**Material provided:**
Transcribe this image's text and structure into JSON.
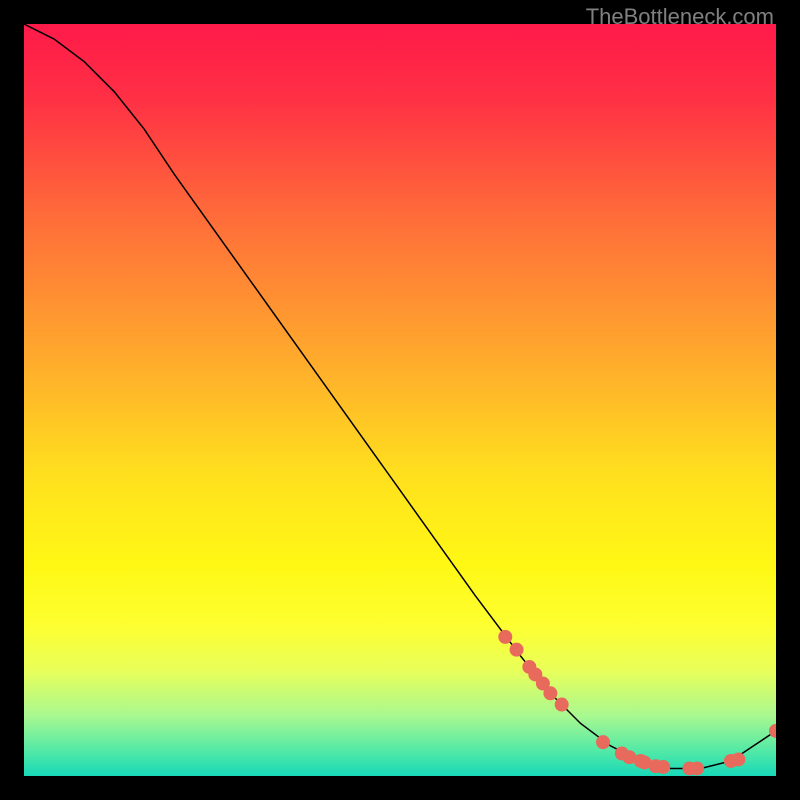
{
  "watermark": "TheBottleneck.com",
  "chart_data": {
    "type": "line",
    "title": "",
    "xlabel": "",
    "ylabel": "",
    "xlim": [
      0,
      100
    ],
    "ylim": [
      0,
      100
    ],
    "grid": false,
    "series": [
      {
        "name": "curve",
        "type": "line",
        "color": "#000000",
        "x": [
          0,
          4,
          8,
          12,
          16,
          20,
          30,
          40,
          50,
          60,
          66,
          70,
          74,
          78,
          82,
          86,
          90,
          94,
          97,
          100
        ],
        "y": [
          100,
          98,
          95,
          91,
          86,
          80,
          66,
          52,
          38,
          24,
          16,
          11,
          7,
          4,
          2,
          1,
          1,
          2,
          4,
          6
        ]
      },
      {
        "name": "segment-markers",
        "type": "scatter",
        "color": "#e86a5c",
        "x": [
          64,
          65.5,
          67.2,
          68,
          69,
          70,
          71.5,
          77,
          79.5,
          80.5,
          82,
          82.5,
          84,
          85,
          88.5,
          89.5,
          94,
          95,
          100
        ],
        "y": [
          18.5,
          16.8,
          14.5,
          13.5,
          12.3,
          11,
          9.5,
          4.5,
          3,
          2.5,
          2,
          1.8,
          1.3,
          1.2,
          1,
          1,
          2,
          2.2,
          6
        ]
      }
    ],
    "background_gradient": {
      "type": "vertical",
      "stops": [
        {
          "offset": 0.0,
          "color": "#ff1a4a"
        },
        {
          "offset": 0.1,
          "color": "#ff3044"
        },
        {
          "offset": 0.25,
          "color": "#ff6a3a"
        },
        {
          "offset": 0.45,
          "color": "#ffac2c"
        },
        {
          "offset": 0.6,
          "color": "#ffe01e"
        },
        {
          "offset": 0.72,
          "color": "#fff815"
        },
        {
          "offset": 0.8,
          "color": "#fdff30"
        },
        {
          "offset": 0.86,
          "color": "#e8ff5a"
        },
        {
          "offset": 0.92,
          "color": "#a8f890"
        },
        {
          "offset": 0.97,
          "color": "#4ce8a8"
        },
        {
          "offset": 1.0,
          "color": "#18d8b8"
        }
      ]
    }
  }
}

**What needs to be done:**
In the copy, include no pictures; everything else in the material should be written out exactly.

**Written answer:**
Transcribe this image's text and structure into JSON.
{
  "watermark": "TheBottleneck.com",
  "chart_data": {
    "type": "line",
    "title": "",
    "xlabel": "",
    "ylabel": "",
    "xlim": [
      0,
      100
    ],
    "ylim": [
      0,
      100
    ],
    "grid": false,
    "series": [
      {
        "name": "curve",
        "type": "line",
        "color": "#000000",
        "x": [
          0,
          4,
          8,
          12,
          16,
          20,
          30,
          40,
          50,
          60,
          66,
          70,
          74,
          78,
          82,
          86,
          90,
          94,
          97,
          100
        ],
        "y": [
          100,
          98,
          95,
          91,
          86,
          80,
          66,
          52,
          38,
          24,
          16,
          11,
          7,
          4,
          2,
          1,
          1,
          2,
          4,
          6
        ]
      },
      {
        "name": "segment-markers",
        "type": "scatter",
        "color": "#e86a5c",
        "x": [
          64,
          65.5,
          67.2,
          68,
          69,
          70,
          71.5,
          77,
          79.5,
          80.5,
          82,
          82.5,
          84,
          85,
          88.5,
          89.5,
          94,
          95,
          100
        ],
        "y": [
          18.5,
          16.8,
          14.5,
          13.5,
          12.3,
          11,
          9.5,
          4.5,
          3,
          2.5,
          2,
          1.8,
          1.3,
          1.2,
          1,
          1,
          2,
          2.2,
          6
        ]
      }
    ],
    "background_gradient": {
      "type": "vertical",
      "stops": [
        {
          "offset": 0.0,
          "color": "#ff1a4a"
        },
        {
          "offset": 0.1,
          "color": "#ff3044"
        },
        {
          "offset": 0.25,
          "color": "#ff6a3a"
        },
        {
          "offset": 0.45,
          "color": "#ffac2c"
        },
        {
          "offset": 0.6,
          "color": "#ffe01e"
        },
        {
          "offset": 0.72,
          "color": "#fff815"
        },
        {
          "offset": 0.8,
          "color": "#fdff30"
        },
        {
          "offset": 0.86,
          "color": "#e8ff5a"
        },
        {
          "offset": 0.92,
          "color": "#a8f890"
        },
        {
          "offset": 0.97,
          "color": "#4ce8a8"
        },
        {
          "offset": 1.0,
          "color": "#18d8b8"
        }
      ]
    }
  }
}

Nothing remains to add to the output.